In comes Mrs. Antrobus, worried looking daughter in her wake. It seems she was taken ill at the weekend and was seen in the out of hours service and offered some treatment for a presumed water infection. This much I can glean from the computer, which, as it transpires, is just as well….
Dr J (for it is he): So Mrs. A. what can we* do for you today?
Mrs A (with furrowed browed daughter hovering in the background adding emphasis in the proper places by mime every bit as artistic and expressive as the great Marcel Marceau): Well Doc, I come over all queer** at the weekend didn’t I.
Dr J: “?” (return of the inquisitorial eyebrow)
Mrs A: You know, proper poorly. (From the contortions and grimaces going on in the background I take it either that she has taken up Sumo as a new hobby, or had some sort of loin pain.)
Dr J: So what exactly do we mean by “Poorly” here Mrs A?
Mrs A: Oh you know. All “unnecessary” like. I was really breathless you know. I’m sure it’s the tablets. (At this stage my “Interpreter for the deaf” has gone into some sort of paroxysm, perhaps a scene from Psycho, but she didn’t do the “Film / Book / Play / Song” thing at the beginning, so I must admit to being a bit stumped).
I’m not sure if we were going round the houses or just the mulberry bush, but you get the picture.

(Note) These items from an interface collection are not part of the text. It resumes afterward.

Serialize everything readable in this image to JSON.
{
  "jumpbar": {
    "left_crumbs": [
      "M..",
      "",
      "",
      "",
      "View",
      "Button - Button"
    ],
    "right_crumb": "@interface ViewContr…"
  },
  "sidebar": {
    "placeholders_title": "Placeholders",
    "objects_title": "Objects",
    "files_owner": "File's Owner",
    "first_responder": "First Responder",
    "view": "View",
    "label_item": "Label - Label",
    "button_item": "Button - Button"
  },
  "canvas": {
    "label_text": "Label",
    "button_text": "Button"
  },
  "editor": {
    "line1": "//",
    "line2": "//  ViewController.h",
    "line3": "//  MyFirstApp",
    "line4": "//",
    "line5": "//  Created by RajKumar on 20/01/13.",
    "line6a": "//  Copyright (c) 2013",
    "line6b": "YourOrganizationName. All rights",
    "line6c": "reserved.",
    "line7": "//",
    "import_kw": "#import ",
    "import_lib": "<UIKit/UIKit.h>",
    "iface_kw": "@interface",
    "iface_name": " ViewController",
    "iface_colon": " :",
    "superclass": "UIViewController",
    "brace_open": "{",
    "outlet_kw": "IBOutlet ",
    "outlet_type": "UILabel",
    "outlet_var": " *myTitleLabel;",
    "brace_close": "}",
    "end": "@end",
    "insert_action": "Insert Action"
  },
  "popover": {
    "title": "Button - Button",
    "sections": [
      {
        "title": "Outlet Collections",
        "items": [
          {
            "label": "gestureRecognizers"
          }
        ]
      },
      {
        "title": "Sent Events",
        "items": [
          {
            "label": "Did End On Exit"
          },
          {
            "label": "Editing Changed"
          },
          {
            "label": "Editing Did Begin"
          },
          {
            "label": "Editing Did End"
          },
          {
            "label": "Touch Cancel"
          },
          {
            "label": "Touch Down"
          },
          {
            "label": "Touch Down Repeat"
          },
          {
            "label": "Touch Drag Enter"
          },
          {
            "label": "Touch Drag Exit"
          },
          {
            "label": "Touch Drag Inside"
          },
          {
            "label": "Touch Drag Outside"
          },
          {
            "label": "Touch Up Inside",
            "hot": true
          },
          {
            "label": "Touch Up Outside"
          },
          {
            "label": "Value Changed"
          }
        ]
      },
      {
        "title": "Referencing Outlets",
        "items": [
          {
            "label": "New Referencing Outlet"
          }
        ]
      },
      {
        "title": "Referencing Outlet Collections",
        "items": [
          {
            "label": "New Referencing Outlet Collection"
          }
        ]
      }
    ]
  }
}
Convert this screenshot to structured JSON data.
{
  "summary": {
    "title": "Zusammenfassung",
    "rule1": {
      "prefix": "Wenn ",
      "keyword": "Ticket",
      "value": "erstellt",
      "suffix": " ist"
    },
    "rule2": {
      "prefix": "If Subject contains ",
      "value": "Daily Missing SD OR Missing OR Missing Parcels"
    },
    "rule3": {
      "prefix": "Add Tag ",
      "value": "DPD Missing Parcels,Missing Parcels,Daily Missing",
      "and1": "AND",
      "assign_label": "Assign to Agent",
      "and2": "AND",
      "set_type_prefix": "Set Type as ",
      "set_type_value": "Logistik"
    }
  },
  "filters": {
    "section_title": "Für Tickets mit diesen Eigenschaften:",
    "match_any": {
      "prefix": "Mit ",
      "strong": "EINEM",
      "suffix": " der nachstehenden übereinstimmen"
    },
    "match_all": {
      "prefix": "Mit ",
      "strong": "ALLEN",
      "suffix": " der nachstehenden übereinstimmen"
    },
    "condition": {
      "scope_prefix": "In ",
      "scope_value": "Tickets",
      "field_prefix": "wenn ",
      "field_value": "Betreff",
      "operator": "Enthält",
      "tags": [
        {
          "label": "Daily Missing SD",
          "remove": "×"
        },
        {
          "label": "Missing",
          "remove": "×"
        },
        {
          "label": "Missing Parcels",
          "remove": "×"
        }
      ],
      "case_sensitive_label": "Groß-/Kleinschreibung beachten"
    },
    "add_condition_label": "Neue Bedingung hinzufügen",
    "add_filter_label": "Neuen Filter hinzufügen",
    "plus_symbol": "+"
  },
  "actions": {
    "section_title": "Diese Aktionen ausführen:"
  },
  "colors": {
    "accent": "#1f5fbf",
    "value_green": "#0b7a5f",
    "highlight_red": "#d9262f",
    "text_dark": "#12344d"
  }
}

After a bit more verbal sparring and inspired modern dance interpretation in the background, we got to the gist of the consultation. Mrs A did indeed have a urinary infection at the weekend. That made her feel physically wretched, as anyone who has ever been so afflicted will attest it might, and that in turn brought on a series of panic attacks with hyperventilation.
Given that she already has the necessary antibiotics she left armed with and advice sheet and a brown paper bag.
I suspect I shall be seeing her daughter soon with a sprain or two judging by the way the poor lady limped out of the consulting room.
Still, the Royal College would be proud of me, picking up on all those “non-verbal” cues and all…
*You can argue that talking about oneself in the first person plural smacks of delusions of grandeur. I prefer to think of it as implying that I am putting the entire facility of the Ambridge Surgery, smoothly oiled diagnostic and therapeutic machine that it is, at this one patient’s disposal for the duration of our shared consultation. Then again, you might just be on to something….
** Mrs A is of that generation still able to use words like queer and gay without any connotation.